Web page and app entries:
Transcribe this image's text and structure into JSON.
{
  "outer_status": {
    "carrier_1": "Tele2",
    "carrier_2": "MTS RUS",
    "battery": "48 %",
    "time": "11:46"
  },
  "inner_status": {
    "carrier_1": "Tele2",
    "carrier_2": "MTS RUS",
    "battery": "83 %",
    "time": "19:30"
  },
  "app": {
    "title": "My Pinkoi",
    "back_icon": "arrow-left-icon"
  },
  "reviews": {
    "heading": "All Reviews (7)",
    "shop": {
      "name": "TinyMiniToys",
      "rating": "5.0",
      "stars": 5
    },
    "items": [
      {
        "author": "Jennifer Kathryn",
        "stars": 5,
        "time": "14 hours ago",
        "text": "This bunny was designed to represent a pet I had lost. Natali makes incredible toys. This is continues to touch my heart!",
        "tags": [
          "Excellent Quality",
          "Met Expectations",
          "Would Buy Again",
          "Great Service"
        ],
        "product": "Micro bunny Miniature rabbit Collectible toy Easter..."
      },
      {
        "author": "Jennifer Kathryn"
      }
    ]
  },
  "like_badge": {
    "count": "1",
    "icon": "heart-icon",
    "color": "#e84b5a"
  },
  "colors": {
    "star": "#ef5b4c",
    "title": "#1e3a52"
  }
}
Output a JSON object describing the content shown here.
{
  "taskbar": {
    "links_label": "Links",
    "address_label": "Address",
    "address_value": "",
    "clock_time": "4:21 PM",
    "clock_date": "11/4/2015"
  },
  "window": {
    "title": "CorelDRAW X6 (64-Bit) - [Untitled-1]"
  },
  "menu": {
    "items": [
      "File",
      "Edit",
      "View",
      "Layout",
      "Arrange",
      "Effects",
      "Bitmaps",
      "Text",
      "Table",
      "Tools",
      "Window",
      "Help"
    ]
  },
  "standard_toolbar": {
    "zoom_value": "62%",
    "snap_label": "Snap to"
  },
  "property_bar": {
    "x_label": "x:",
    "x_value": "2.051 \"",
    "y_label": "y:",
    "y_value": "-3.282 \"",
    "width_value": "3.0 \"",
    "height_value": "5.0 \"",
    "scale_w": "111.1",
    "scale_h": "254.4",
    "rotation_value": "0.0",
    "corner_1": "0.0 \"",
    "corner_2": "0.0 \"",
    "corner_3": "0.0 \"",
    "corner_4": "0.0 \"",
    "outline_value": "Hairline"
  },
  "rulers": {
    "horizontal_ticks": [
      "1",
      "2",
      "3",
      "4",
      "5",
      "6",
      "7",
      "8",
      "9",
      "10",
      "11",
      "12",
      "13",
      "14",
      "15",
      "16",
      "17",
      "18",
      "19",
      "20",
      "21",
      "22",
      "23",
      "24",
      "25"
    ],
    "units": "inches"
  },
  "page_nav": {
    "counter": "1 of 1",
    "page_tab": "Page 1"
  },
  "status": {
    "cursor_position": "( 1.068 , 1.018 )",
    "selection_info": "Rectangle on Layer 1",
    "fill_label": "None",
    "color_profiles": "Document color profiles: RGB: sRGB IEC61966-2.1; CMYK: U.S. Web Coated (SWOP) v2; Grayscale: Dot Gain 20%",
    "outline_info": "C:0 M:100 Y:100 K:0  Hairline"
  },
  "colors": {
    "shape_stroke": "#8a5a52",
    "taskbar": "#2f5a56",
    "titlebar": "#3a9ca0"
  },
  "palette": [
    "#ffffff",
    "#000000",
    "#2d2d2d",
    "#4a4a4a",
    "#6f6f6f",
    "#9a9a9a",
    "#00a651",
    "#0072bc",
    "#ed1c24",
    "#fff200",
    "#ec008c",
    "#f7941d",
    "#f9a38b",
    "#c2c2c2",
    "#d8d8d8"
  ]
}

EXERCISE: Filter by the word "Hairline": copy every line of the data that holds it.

REPLY:
    "outline_value": "Hairline"
    "outline_info": "C:0 M:100 Y:100 K:0  Hairline"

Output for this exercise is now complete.